● **Assigned task**: All records below must be written out exactly, with the pictures excluded.

● **Data records**:
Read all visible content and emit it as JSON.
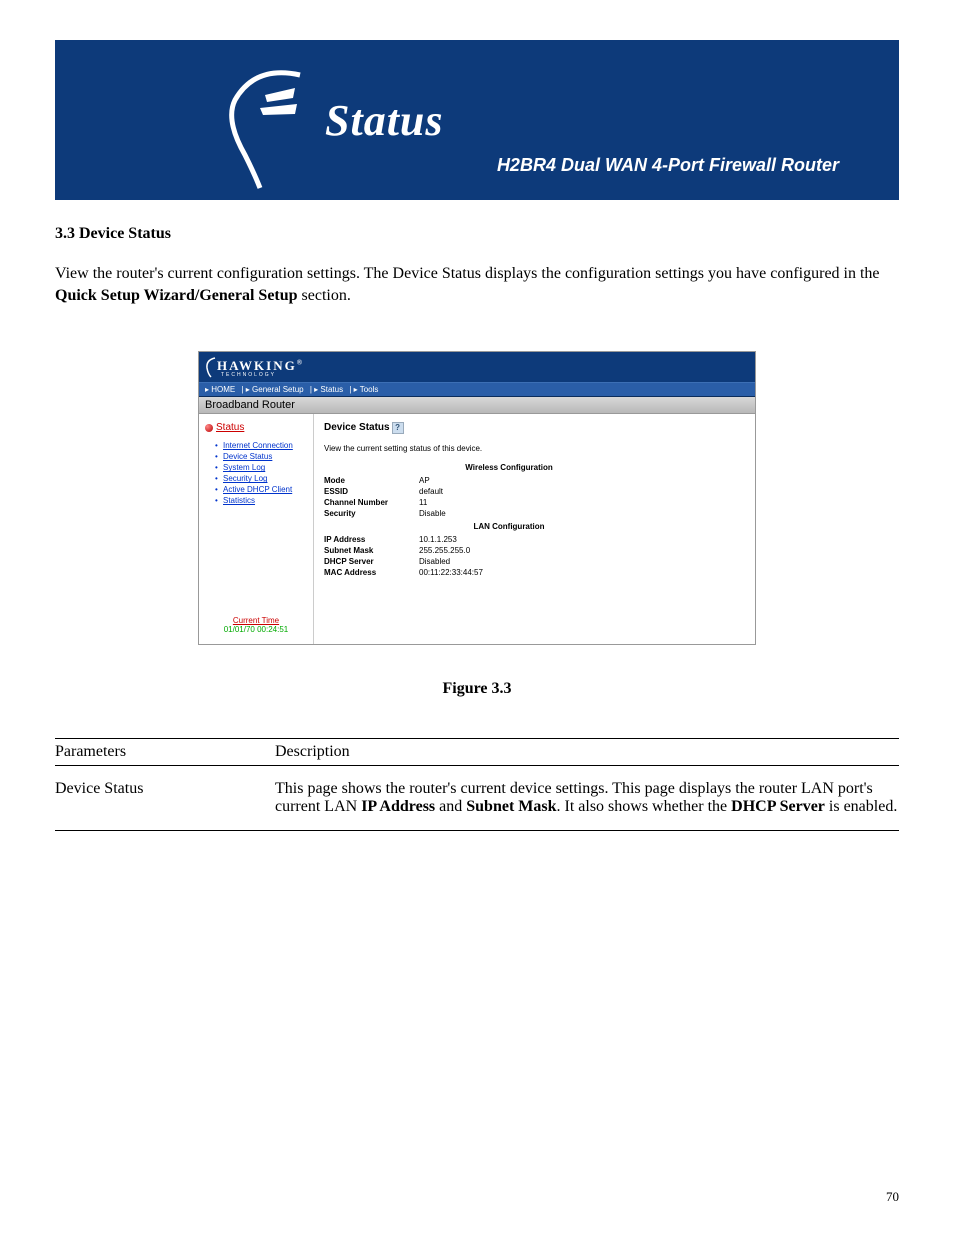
{
  "banner": {
    "title": "Status",
    "product": "H2BR4  Dual WAN 4-Port Firewall Router"
  },
  "section": {
    "heading": "3.3 Device Status",
    "para_1": "View the router's current configuration settings.  The Device Status displays the configuration settings you have configured in the ",
    "para_bold": "Quick Setup Wizard/General Setup",
    "para_2": " section."
  },
  "router": {
    "logo": "HAWKING",
    "logo_sub": "TECHNOLOGY",
    "nav": [
      "HOME",
      "General Setup",
      "Status",
      "Tools"
    ],
    "bar": "Broadband Router",
    "side_title": "Status",
    "side_items": [
      "Internet Connection",
      "Device Status",
      "System Log",
      "Security Log",
      "Active DHCP Client",
      "Statistics"
    ],
    "current_time_label": "Current Time",
    "current_time_value": "01/01/70 00:24:51",
    "main_title": "Device Status",
    "main_desc": "View the current setting status of this device.",
    "group1": "Wireless Configuration",
    "rows1": [
      {
        "k": "Mode",
        "v": "AP"
      },
      {
        "k": "ESSID",
        "v": "default"
      },
      {
        "k": "Channel Number",
        "v": "11"
      },
      {
        "k": "Security",
        "v": "Disable"
      }
    ],
    "group2": "LAN Configuration",
    "rows2": [
      {
        "k": "IP Address",
        "v": "10.1.1.253"
      },
      {
        "k": "Subnet Mask",
        "v": "255.255.255.0"
      },
      {
        "k": "DHCP Server",
        "v": "Disabled"
      },
      {
        "k": "MAC Address",
        "v": "00:11:22:33:44:57"
      }
    ]
  },
  "figure_caption": "Figure 3.3",
  "table": {
    "h1": "Parameters",
    "h2": "Description",
    "r1c1": "Device Status",
    "r1c2_a": "This page shows the router's current device settings.  This page displays the router LAN port's current LAN ",
    "r1c2_b1": "IP Address",
    "r1c2_c": " and ",
    "r1c2_b2": "Subnet Mask",
    "r1c2_d": ".  It also shows whether the ",
    "r1c2_b3": "DHCP Server",
    "r1c2_e": " is enabled."
  },
  "page_number": "70"
}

● **Answer to the exercise**:
Read all visible content and emit it as JSON.
{
  "banner": {
    "title": "Status",
    "product": "H2BR4  Dual WAN 4-Port Firewall Router"
  },
  "section": {
    "heading": "3.3 Device Status",
    "para_1": "View the router's current configuration settings.  The Device Status displays the configuration settings you have configured in the ",
    "para_bold": "Quick Setup Wizard/General Setup",
    "para_2": " section."
  },
  "router": {
    "logo": "HAWKING",
    "logo_sub": "TECHNOLOGY",
    "nav": [
      "HOME",
      "General Setup",
      "Status",
      "Tools"
    ],
    "bar": "Broadband Router",
    "side_title": "Status",
    "side_items": [
      "Internet Connection",
      "Device Status",
      "System Log",
      "Security Log",
      "Active DHCP Client",
      "Statistics"
    ],
    "current_time_label": "Current Time",
    "current_time_value": "01/01/70 00:24:51",
    "main_title": "Device Status",
    "main_desc": "View the current setting status of this device.",
    "group1": "Wireless Configuration",
    "rows1": [
      {
        "k": "Mode",
        "v": "AP"
      },
      {
        "k": "ESSID",
        "v": "default"
      },
      {
        "k": "Channel Number",
        "v": "11"
      },
      {
        "k": "Security",
        "v": "Disable"
      }
    ],
    "group2": "LAN Configuration",
    "rows2": [
      {
        "k": "IP Address",
        "v": "10.1.1.253"
      },
      {
        "k": "Subnet Mask",
        "v": "255.255.255.0"
      },
      {
        "k": "DHCP Server",
        "v": "Disabled"
      },
      {
        "k": "MAC Address",
        "v": "00:11:22:33:44:57"
      }
    ]
  },
  "figure_caption": "Figure 3.3",
  "table": {
    "h1": "Parameters",
    "h2": "Description",
    "r1c1": "Device Status",
    "r1c2_a": "This page shows the router's current device settings.  This page displays the router LAN port's current LAN ",
    "r1c2_b1": "IP Address",
    "r1c2_c": " and ",
    "r1c2_b2": "Subnet Mask",
    "r1c2_d": ".  It also shows whether the ",
    "r1c2_b3": "DHCP Server",
    "r1c2_e": " is enabled."
  },
  "page_number": "70"
}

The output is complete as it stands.